BEGIN SUPPLIED INFORMATION

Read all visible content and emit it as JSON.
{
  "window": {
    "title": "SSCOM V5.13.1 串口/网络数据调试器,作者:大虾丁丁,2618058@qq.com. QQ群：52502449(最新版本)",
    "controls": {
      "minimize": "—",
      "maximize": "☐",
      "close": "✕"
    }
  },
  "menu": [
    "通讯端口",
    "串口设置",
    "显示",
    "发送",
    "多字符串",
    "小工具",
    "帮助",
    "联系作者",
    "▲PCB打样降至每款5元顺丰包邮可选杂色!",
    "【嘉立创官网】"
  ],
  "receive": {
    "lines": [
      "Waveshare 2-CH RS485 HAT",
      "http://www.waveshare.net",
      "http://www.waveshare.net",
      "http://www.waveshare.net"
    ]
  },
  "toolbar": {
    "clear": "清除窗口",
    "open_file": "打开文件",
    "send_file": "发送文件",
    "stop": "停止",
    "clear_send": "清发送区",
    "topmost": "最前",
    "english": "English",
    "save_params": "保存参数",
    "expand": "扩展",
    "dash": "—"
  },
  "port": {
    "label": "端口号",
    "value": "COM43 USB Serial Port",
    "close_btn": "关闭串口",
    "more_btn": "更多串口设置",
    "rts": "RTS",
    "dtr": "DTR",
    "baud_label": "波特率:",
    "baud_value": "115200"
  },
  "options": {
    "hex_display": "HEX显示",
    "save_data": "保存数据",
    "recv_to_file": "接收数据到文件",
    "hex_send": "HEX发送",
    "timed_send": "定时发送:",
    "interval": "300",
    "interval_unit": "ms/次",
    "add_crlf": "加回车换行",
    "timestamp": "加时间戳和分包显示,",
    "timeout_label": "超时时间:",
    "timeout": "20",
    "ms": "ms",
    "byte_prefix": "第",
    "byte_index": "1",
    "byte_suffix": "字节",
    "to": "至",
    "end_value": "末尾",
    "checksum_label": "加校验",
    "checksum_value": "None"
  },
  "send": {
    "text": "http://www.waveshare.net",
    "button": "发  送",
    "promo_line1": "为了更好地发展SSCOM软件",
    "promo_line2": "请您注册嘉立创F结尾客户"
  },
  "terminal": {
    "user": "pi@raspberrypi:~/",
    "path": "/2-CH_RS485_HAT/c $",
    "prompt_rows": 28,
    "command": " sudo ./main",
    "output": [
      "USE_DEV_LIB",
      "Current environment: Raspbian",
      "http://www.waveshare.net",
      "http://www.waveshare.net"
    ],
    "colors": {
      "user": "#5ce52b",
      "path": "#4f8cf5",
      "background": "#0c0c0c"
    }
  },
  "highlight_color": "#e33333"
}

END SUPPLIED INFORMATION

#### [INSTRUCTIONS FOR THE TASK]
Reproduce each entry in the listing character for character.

#### [SOLUTION TO THE PROBLEM]
Read all visible content and emit it as JSON.
{
  "window": {
    "title": "SSCOM V5.13.1 串口/网络数据调试器,作者:大虾丁丁,2618058@qq.com. QQ群：52502449(最新版本)",
    "controls": {
      "minimize": "—",
      "maximize": "☐",
      "close": "✕"
    }
  },
  "menu": [
    "通讯端口",
    "串口设置",
    "显示",
    "发送",
    "多字符串",
    "小工具",
    "帮助",
    "联系作者",
    "▲PCB打样降至每款5元顺丰包邮可选杂色!",
    "【嘉立创官网】"
  ],
  "receive": {
    "lines": [
      "Waveshare 2-CH RS485 HAT",
      "http://www.waveshare.net",
      "http://www.waveshare.net",
      "http://www.waveshare.net"
    ]
  },
  "toolbar": {
    "clear": "清除窗口",
    "open_file": "打开文件",
    "send_file": "发送文件",
    "stop": "停止",
    "clear_send": "清发送区",
    "topmost": "最前",
    "english": "English",
    "save_params": "保存参数",
    "expand": "扩展",
    "dash": "—"
  },
  "port": {
    "label": "端口号",
    "value": "COM43 USB Serial Port",
    "close_btn": "关闭串口",
    "more_btn": "更多串口设置",
    "rts": "RTS",
    "dtr": "DTR",
    "baud_label": "波特率:",
    "baud_value": "115200"
  },
  "options": {
    "hex_display": "HEX显示",
    "save_data": "保存数据",
    "recv_to_file": "接收数据到文件",
    "hex_send": "HEX发送",
    "timed_send": "定时发送:",
    "interval": "300",
    "interval_unit": "ms/次",
    "add_crlf": "加回车换行",
    "timestamp": "加时间戳和分包显示,",
    "timeout_label": "超时时间:",
    "timeout": "20",
    "ms": "ms",
    "byte_prefix": "第",
    "byte_index": "1",
    "byte_suffix": "字节",
    "to": "至",
    "end_value": "末尾",
    "checksum_label": "加校验",
    "checksum_value": "None"
  },
  "send": {
    "text": "http://www.waveshare.net",
    "button": "发  送",
    "promo_line1": "为了更好地发展SSCOM软件",
    "promo_line2": "请您注册嘉立创F结尾客户"
  },
  "terminal": {
    "user": "pi@raspberrypi:~/",
    "path": "/2-CH_RS485_HAT/c $",
    "prompt_rows": 28,
    "command": " sudo ./main",
    "output": [
      "USE_DEV_LIB",
      "Current environment: Raspbian",
      "http://www.waveshare.net",
      "http://www.waveshare.net"
    ],
    "colors": {
      "user": "#5ce52b",
      "path": "#4f8cf5",
      "background": "#0c0c0c"
    }
  },
  "highlight_color": "#e33333"
}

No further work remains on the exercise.